Following judicial approval, provide that disclosure will happen one year from the date the letter is sent, so that you comply with section 791.13. Be aware, courts have routinely prohibited contact with insureds other than via the letter, unless they have returned their signed authorization.

This extensive procedure is why it is so crucial to be cognizant of, and to begin the process on Colonial Life discovery, so early in the case – it usually takes in excess of a year from first sending the discovery requests to the insurer before you can get access to the information (even longer with courts’ impacted calendars and independent discovery conference requirements). This is extended further if you take discovery on how the insurer stores its claim files before beginning Colonial Life discovery.

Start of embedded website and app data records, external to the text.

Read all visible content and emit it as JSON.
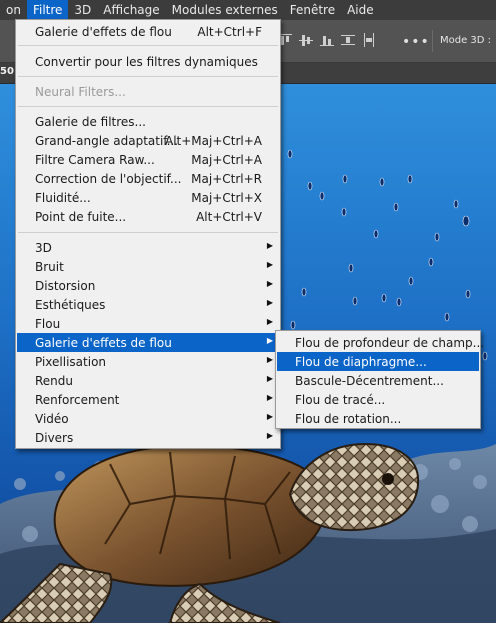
{
  "menubar": {
    "items": [
      {
        "label": "on",
        "active": false
      },
      {
        "label": "Filtre",
        "active": true
      },
      {
        "label": "3D",
        "active": false
      },
      {
        "label": "Affichage",
        "active": false
      },
      {
        "label": "Modules externes",
        "active": false
      },
      {
        "label": "Fenêtre",
        "active": false
      },
      {
        "label": "Aide",
        "active": false
      }
    ]
  },
  "options_bar": {
    "more_icon": "more-horizontal-icon",
    "more_glyph": "•••",
    "mode_3d_label": "Mode 3D :"
  },
  "tab_strip": {
    "zoom_partial": "50"
  },
  "filter_menu": {
    "last_filter": {
      "label": "Galerie d'effets de flou",
      "shortcut": "Alt+Ctrl+F"
    },
    "convert_smart": {
      "label": "Convertir pour les filtres dynamiques"
    },
    "neural": {
      "label": "Neural Filters...",
      "disabled": true
    },
    "filter_gallery": {
      "label": "Galerie de filtres..."
    },
    "adaptive_wide_angle": {
      "label": "Grand-angle adaptatif...",
      "shortcut": "Alt+Maj+Ctrl+A"
    },
    "camera_raw": {
      "label": "Filtre Camera Raw...",
      "shortcut": "Maj+Ctrl+A"
    },
    "lens_correction": {
      "label": "Correction de l'objectif...",
      "shortcut": "Maj+Ctrl+R"
    },
    "liquify": {
      "label": "Fluidité...",
      "shortcut": "Maj+Ctrl+X"
    },
    "vanishing_point": {
      "label": "Point de fuite...",
      "shortcut": "Alt+Ctrl+V"
    },
    "sub_3d": {
      "label": "3D"
    },
    "noise": {
      "label": "Bruit"
    },
    "distort": {
      "label": "Distorsion"
    },
    "stylize": {
      "label": "Esthétiques"
    },
    "blur": {
      "label": "Flou"
    },
    "blur_gallery": {
      "label": "Galerie d'effets de flou",
      "highlighted": true
    },
    "pixelate": {
      "label": "Pixellisation"
    },
    "render": {
      "label": "Rendu"
    },
    "sharpen": {
      "label": "Renforcement"
    },
    "video": {
      "label": "Vidéo"
    },
    "other": {
      "label": "Divers"
    },
    "submenu_arrow": "▶"
  },
  "blur_gallery_submenu": {
    "field_blur": {
      "label": "Flou de profondeur de champ..."
    },
    "iris_blur": {
      "label": "Flou de diaphragme...",
      "highlighted": true
    },
    "tilt_shift": {
      "label": "Bascule-Décentrement..."
    },
    "path_blur": {
      "label": "Flou de tracé..."
    },
    "spin_blur": {
      "label": "Flou de rotation..."
    }
  },
  "colors": {
    "menubar_bg": "#3c3c3c",
    "highlight": "#0b64c8",
    "menu_bg": "#f0f0f0",
    "ocean_top": "#1f7fd0",
    "ocean_bottom": "#0a3c8a"
  },
  "canvas": {
    "image_content": "sea-turtle-underwater-photo"
  }
}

In any event, start early!

Insurer: Privilege

Although normally not raised by the procedure adopted by Colonial Life and Mead, collection of other insureds’ names and addresses could infringe on privilege concerns that might hamper your discovery efforts. For example, in Pollock v. Superior Court (2001) 93 Cal.App.4th 817, 821, the court rejected Colonial Life discovery “because the disclosure of the names would reveal not only the identity of the claimants but also the nature of their ailments (‘psychiatric disability’)” and so would violate the psychotherapist-patient privilege, which “cannot be waived by the insurer.” (Id. at 821; Evid. Code, §§ 912, 992.) This issue is rare but could be cause for concern depending on the type of policy, and in particular certain types of disability, health, life, or accidental death & dismemberment policies might cause privilege issues that require extra care in drafting and pursuing Colonial Life discovery.

Closing thoughts

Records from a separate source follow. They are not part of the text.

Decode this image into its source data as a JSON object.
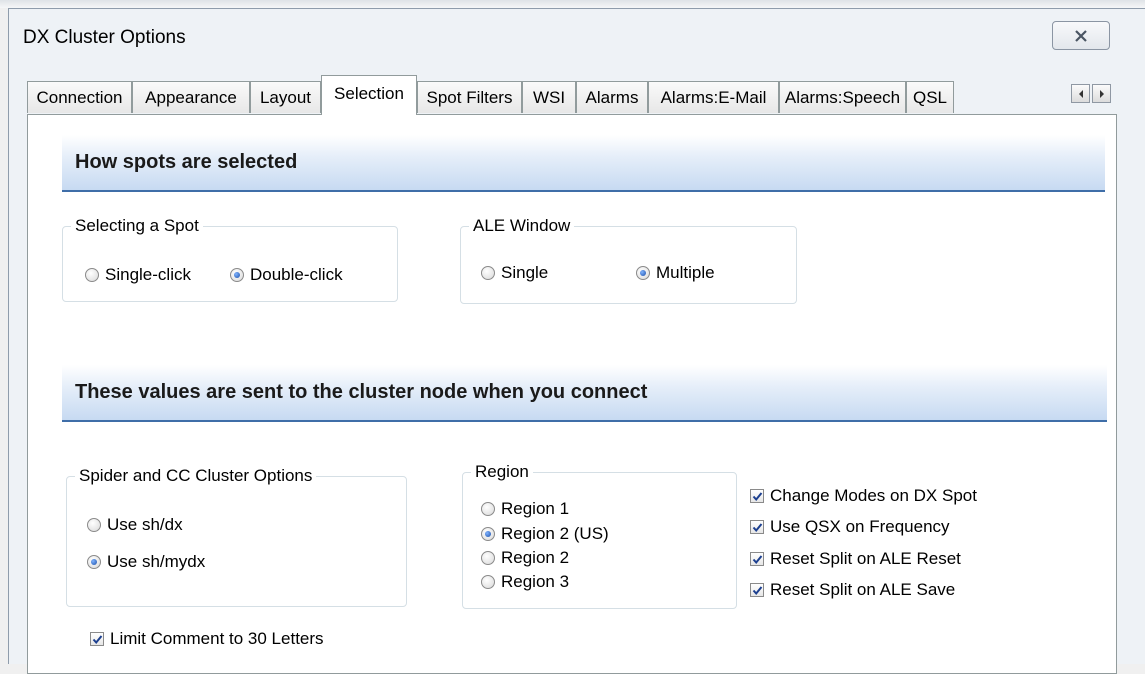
{
  "window": {
    "title": "DX Cluster Options"
  },
  "tabs": [
    {
      "label": "Connection"
    },
    {
      "label": "Appearance"
    },
    {
      "label": "Layout"
    },
    {
      "label": "Selection",
      "active": true
    },
    {
      "label": "Spot Filters"
    },
    {
      "label": "WSI"
    },
    {
      "label": "Alarms"
    },
    {
      "label": "Alarms:E-Mail"
    },
    {
      "label": "Alarms:Speech"
    },
    {
      "label": "QSL"
    }
  ],
  "sections": {
    "selection_header": "How spots are selected",
    "cluster_header": "These values are sent to the cluster node when you connect"
  },
  "selecting_spot": {
    "legend": "Selecting a Spot",
    "options": [
      {
        "label": "Single-click",
        "checked": false
      },
      {
        "label": "Double-click",
        "checked": true
      }
    ]
  },
  "ale_window": {
    "legend": "ALE Window",
    "options": [
      {
        "label": "Single",
        "checked": false
      },
      {
        "label": "Multiple",
        "checked": true
      }
    ]
  },
  "spider_options": {
    "legend": "Spider and CC Cluster Options",
    "options": [
      {
        "label": "Use sh/dx",
        "checked": false
      },
      {
        "label": "Use sh/mydx",
        "checked": true
      }
    ]
  },
  "region": {
    "legend": "Region",
    "options": [
      {
        "label": "Region 1",
        "checked": false
      },
      {
        "label": "Region 2 (US)",
        "checked": true
      },
      {
        "label": "Region 2",
        "checked": false
      },
      {
        "label": "Region 3",
        "checked": false
      }
    ]
  },
  "checks": [
    {
      "label": "Change Modes on DX Spot",
      "checked": true
    },
    {
      "label": "Use QSX on Frequency",
      "checked": true
    },
    {
      "label": "Reset Split on ALE Reset",
      "checked": true
    },
    {
      "label": "Reset Split on ALE Save",
      "checked": true
    }
  ],
  "limit_comment": {
    "label": "Limit Comment to 30 Letters",
    "checked": true
  },
  "icons": {
    "close": "close-icon",
    "scroll_left": "arrow-left-icon",
    "scroll_right": "arrow-right-icon"
  },
  "colors": {
    "header_border": "#3f6ea8",
    "header_gradient_end": "#c7daf2"
  }
}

Colonial Life discovery can be a complicated, yet powerful, tool in proving your bad faith case against a wayward insurer. But it takes careful planning, in how the case is pled and framed, in how the discovery is drafted, even in whether and how to pursue discovery of an insurer’s document management systems. Nevertheless, start early and keep digging – for more than 40 years, the California Supreme Court has found this to be highly relevant and important evidence of insurer bad faith.

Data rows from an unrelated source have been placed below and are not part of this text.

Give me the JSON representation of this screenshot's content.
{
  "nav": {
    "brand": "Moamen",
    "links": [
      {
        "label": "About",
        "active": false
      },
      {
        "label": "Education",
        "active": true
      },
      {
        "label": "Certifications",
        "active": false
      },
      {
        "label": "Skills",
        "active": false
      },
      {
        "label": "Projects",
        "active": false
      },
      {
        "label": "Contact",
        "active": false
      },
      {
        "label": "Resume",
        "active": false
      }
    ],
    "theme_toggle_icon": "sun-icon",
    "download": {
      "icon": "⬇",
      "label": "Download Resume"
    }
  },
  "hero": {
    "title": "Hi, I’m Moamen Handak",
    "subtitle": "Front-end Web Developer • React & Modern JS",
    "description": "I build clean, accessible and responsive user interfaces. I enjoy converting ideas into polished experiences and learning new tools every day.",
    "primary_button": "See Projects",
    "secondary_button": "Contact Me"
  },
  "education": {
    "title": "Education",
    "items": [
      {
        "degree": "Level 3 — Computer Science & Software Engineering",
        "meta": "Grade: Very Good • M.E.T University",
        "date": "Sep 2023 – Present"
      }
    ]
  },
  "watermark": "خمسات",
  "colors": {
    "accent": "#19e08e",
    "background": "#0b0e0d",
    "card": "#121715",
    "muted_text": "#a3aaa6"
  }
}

Matthew Clark Matthew Clark

Matthew Clark is a partner with the Irvine-based law firm of Bentley & More LLP, where he handles complex, law-and-motion, and appellate matters in fields ranging from insurance bad faith, to catastrophic personal injury and public-entity liability. He was recognized as a Rising Star by Super Lawyers magazine in 2015, 2016, and 2017 and attended the University of Michigan and Notre Dame Law School.

Copyright © 2023 by the author.
For reprint permission, contact the publisher: Advocate Magazine